The Clean Water Forum, co-hosted by the Chesapeake Bay Foundation and the James River Association, will begin at 12:30 p.m. on Sept. 6 at The National Theater in the state capital.

Little public discussion has been devoted so far to water quality topics, even though Virginia’s obligation to reduce pollution of the Chesapeake Bay and its tributaries is complicated by proposed federal budget cuts and competing priorities for state funds. Rather, controversies over Confederate statues and President Trump have loomed large in the first statewide race since Trump’s election.

But clean-water advocates say state voters need to know how the next governor will face challenges to renewing and maintaining the health of local waters with what is likely to be dwindling federal help.

“Commitment from Virginia's next governor is vital to making a restored Bay a reality,” according to Rebecca LePrell, the Bay Foundation’s state executive director.  “With the right policies and continued investment, together we can reduce pollution, restore oysters and other iconic fisheries, and strengthen local communities.”

The forum will not entail a debate between the two main candidates, Republican Ed Gillespie and Lt. Gov. Ralph Northam, a Democrat. Instead, the two will share their thoughts on issues impacting the Chesapeake and Virginia’s waterways. But attendees will also have the chance to ask questions of the candidates.

A July poll by Monmouth University found the race between Gillespie and Northam a dead heat, with each garnering 44 percent of likely voters.  Libertarian candidate Cliff Hyra drew 3 percent of likely votes, while 9 percent of participants said they were undecided.

The Virginia League of Conservation Voters has endorsed the Democratic candidate, Northam, who has worked as a state senator and lieutenant governor to remove phosphorous from Virginia fertilizers, among other environmental efforts.

“We still need to keep track on the (pollution reductions) and do our part in Virginia,” said Lee Francis, a spokesman for the league. “I think, with Ralph (Northam’s) record on the Bay, he’s the candidate that can make sure we do that.”

Neither campaign could be reached for comment for this article.
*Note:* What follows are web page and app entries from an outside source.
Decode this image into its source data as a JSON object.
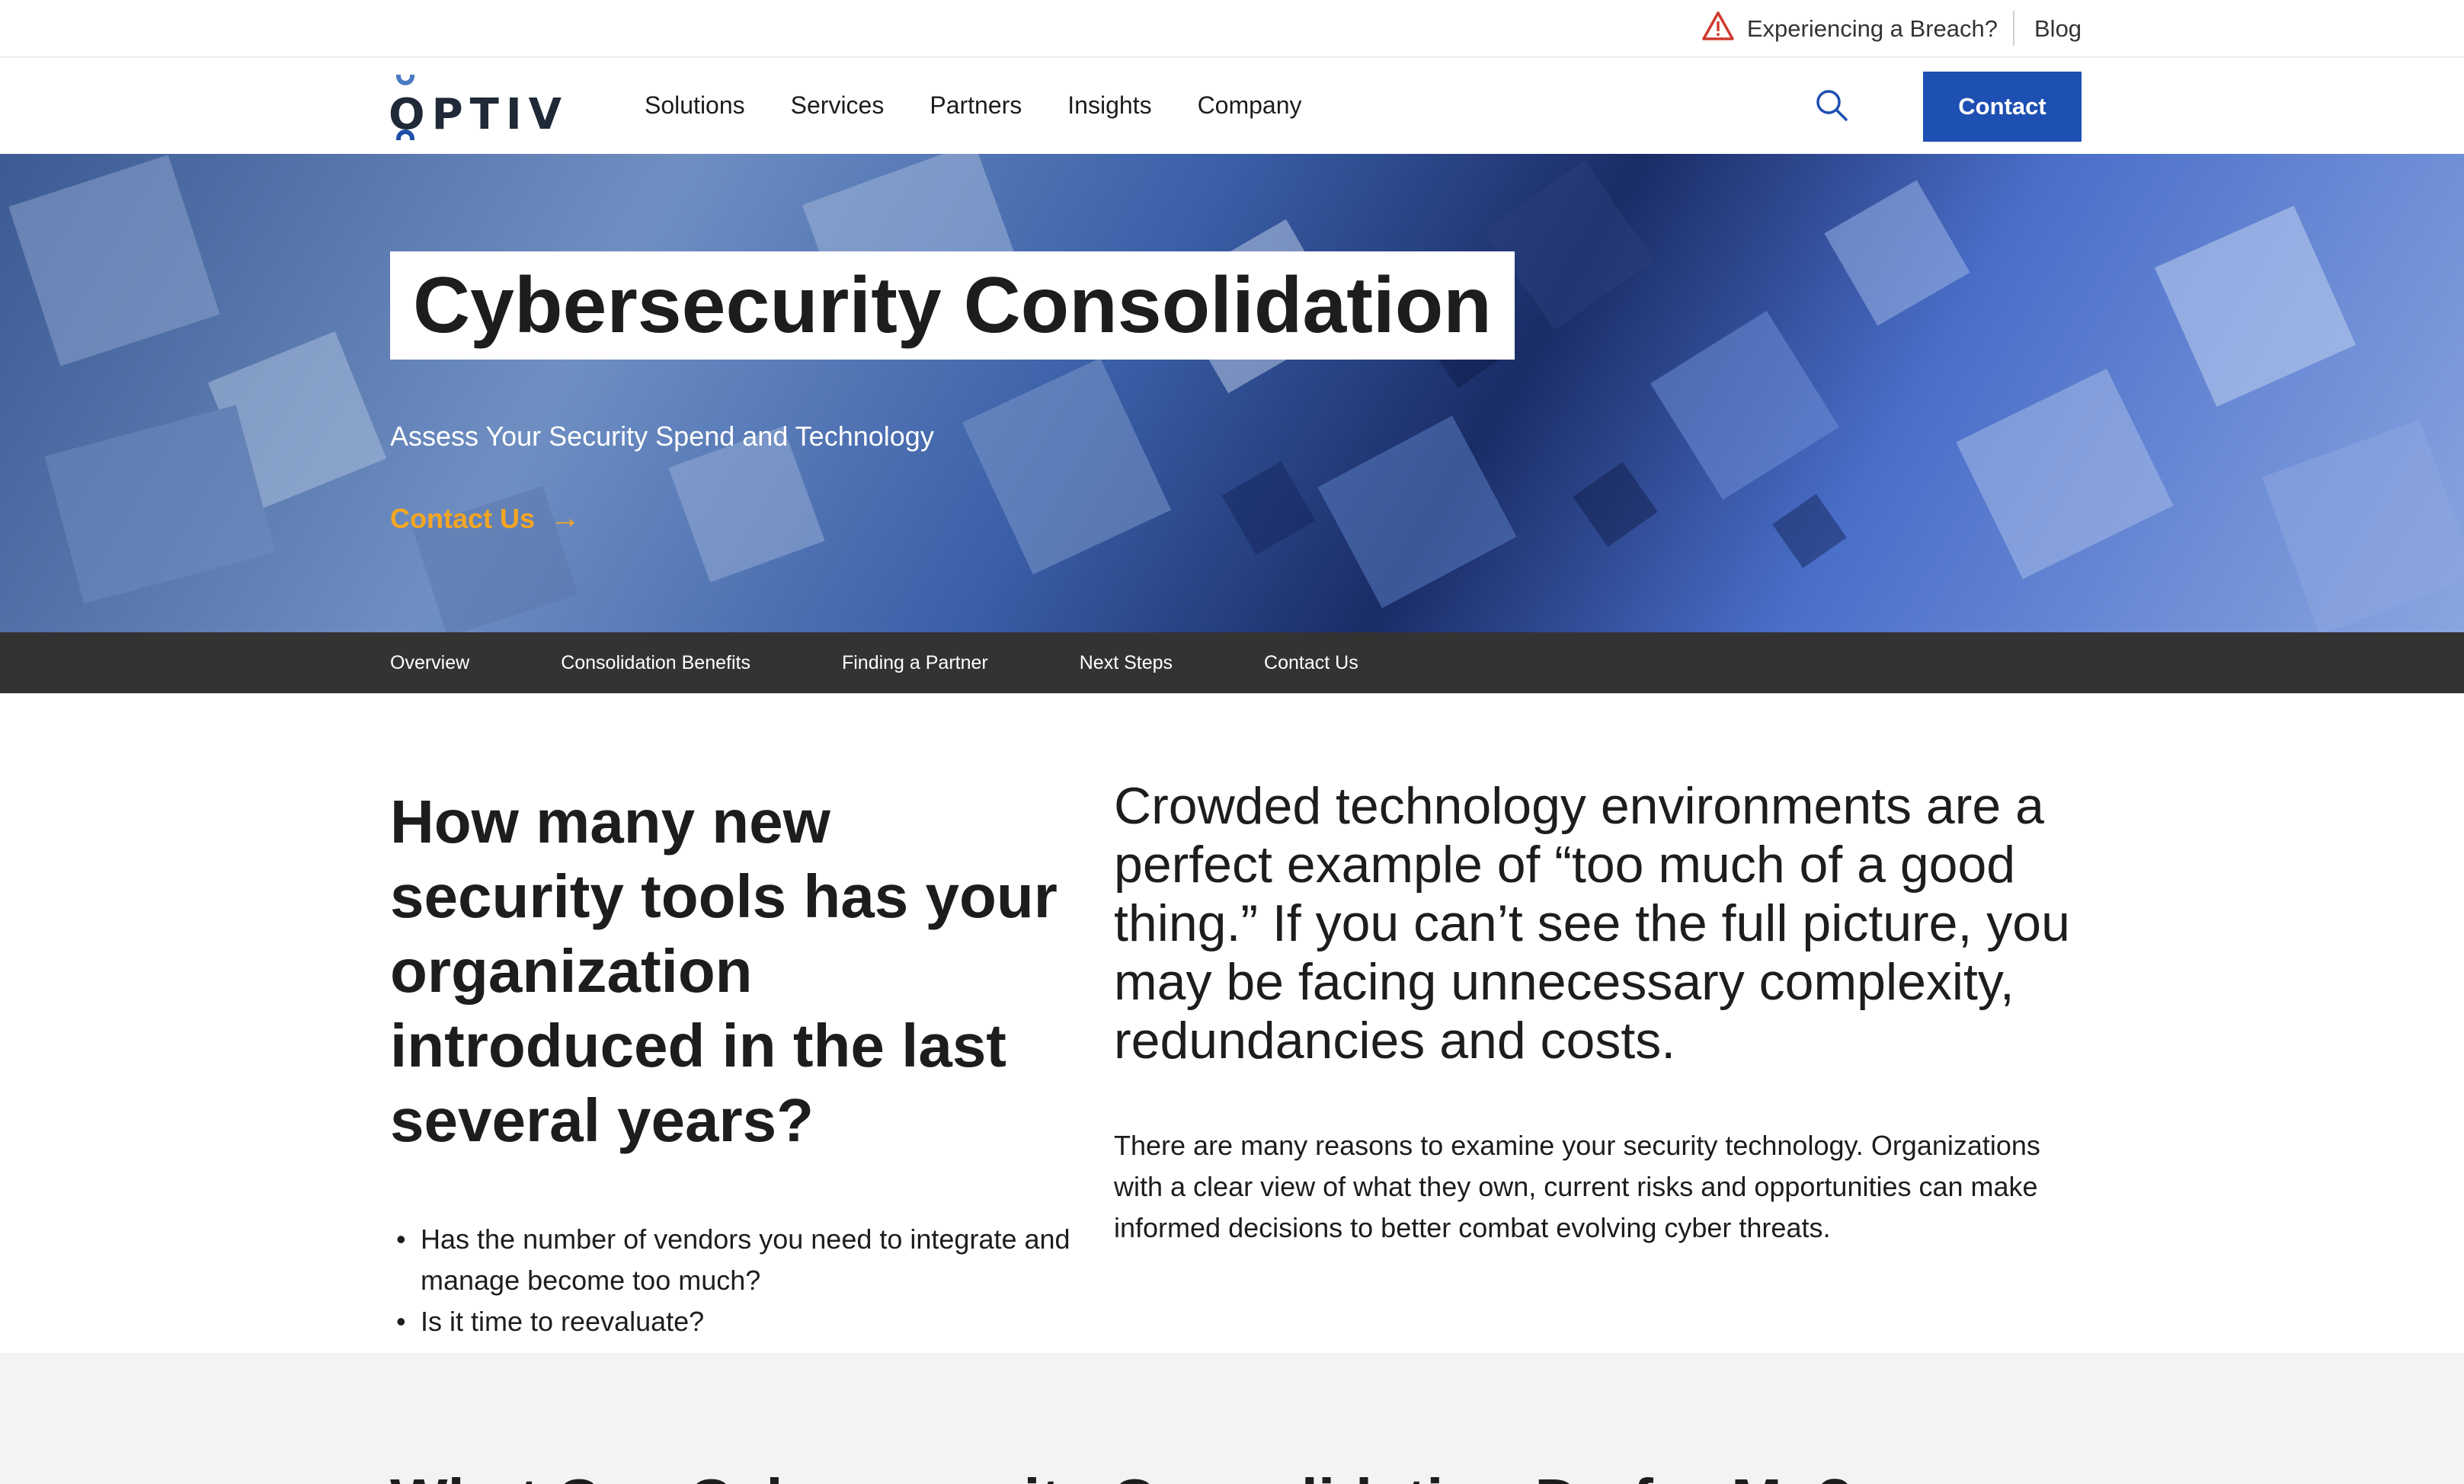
{
  "utility_bar": {
    "breach_link": "Experiencing a Breach?",
    "blog_link": "Blog",
    "warning_icon": "warning-triangle-icon"
  },
  "header": {
    "logo_text": "OPTIV",
    "nav": [
      "Solutions",
      "Services",
      "Partners",
      "Insights",
      "Company"
    ],
    "search_icon": "search-icon",
    "contact_button": "Contact",
    "accent_color": "#1e4fb2"
  },
  "hero": {
    "title": "Cybersecurity Consolidation",
    "subtitle": "Assess Your Security Spend and Technology",
    "cta": "Contact Us",
    "cta_icon": "arrow-right-icon",
    "cta_color": "#f5a623"
  },
  "section_nav": [
    "Overview",
    "Consolidation Benefits",
    "Finding a Partner",
    "Next Steps",
    "Contact Us"
  ],
  "overview": {
    "question": "How many new security tools has your organization introduced in the last several years?",
    "bullets": [
      "Has the number of vendors you need to integrate and manage become too much?",
      "Is it time to reevaluate?"
    ],
    "lead": "Crowded technology environments are a perfect example of “too much of a good thing.” If you can’t see the full picture, you may be facing unnecessary complexity, redundancies and costs.",
    "body": "There are many reasons to examine your security technology. Organizations with a clear view of what they own, current risks and opportunities can make informed decisions to better combat evolving cyber threats."
  },
  "next_section": {
    "heading": "What Can Cybersecurity Consolidation Do for Me?"
  }
}
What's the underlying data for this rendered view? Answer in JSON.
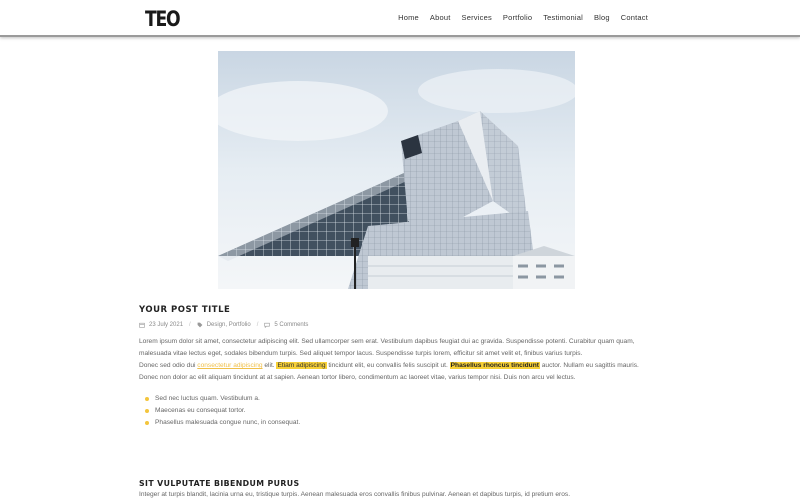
{
  "header": {
    "logo": "TEO",
    "nav": [
      "Home",
      "About",
      "Services",
      "Portfolio",
      "Testimonial",
      "Blog",
      "Contact"
    ]
  },
  "post": {
    "title": "YOUR POST TITLE",
    "date": "23 July 2021",
    "categories": "Design, Portfolio",
    "comments": "5 Comments",
    "paragraph1": "Lorem ipsum dolor sit amet, consectetur adipiscing elit. Sed ullamcorper sem erat. Vestibulum dapibus feugiat dui ac gravida. Suspendisse potenti. Curabitur quam quam, malesuada vitae lectus eget, sodales bibendum turpis. Sed aliquet tempor lacus. Suspendisse turpis lorem, efficitur sit amet velit et, finibus varius turpis.",
    "p2_a": "Donec sed odio dui ",
    "p2_link": "consectetur adipiscing",
    "p2_b": " elit. ",
    "p2_mark": "Etiam adipiscing",
    "p2_c": " tincidunt elit, eu convallis felis suscipit ut. ",
    "p2_strong": "Phasellus rhoncus tincidunt",
    "p2_d": " auctor. Nullam eu sagittis mauris. Donec non dolor ac elit aliquam tincidunt at at sapien. Aenean tortor libero, condimentum ac laoreet vitae, varius tempor nisi. Duis non arcu vel lectus.",
    "bullets": [
      "Sed nec luctus quam. Vestibulum a.",
      "Maecenas eu consequat tortor.",
      "Phasellus malesuada congue nunc, in consequat."
    ]
  },
  "section2": {
    "title": "SIT VULPUTATE BIBENDUM PURUS",
    "text": "Integer at turpis blandit, lacinia urna eu, tristique turpis. Aenean malesuada eros convallis finibus pulvinar. Aenean et dapibus turpis, id pretium eros."
  },
  "colors": {
    "accent": "#f7d036",
    "link": "#f0c04a"
  }
}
The forum’s organizers said the candidates will be asked about their commitments to funding for farm conservation practices and how they’d approach the costly effort of reducing runoff from urban and suburban areas. Other topics that could come up are oil and gas pipelines seeking approval to be built in several parts of the state and coal ash disposal. A moratorium on coal ash permits from state regulators will be lifted in 2018 after further study this year.

“Over the coming four years,” Bay Foundation spokesman Kenny Fletcher said in an email, “the actions of the Commonwealth’s next governor and the General Assembly could determine whether Virginia stays on track to restore its rivers, streams and the Bay.”

To attend the forum, register here. Space is limited.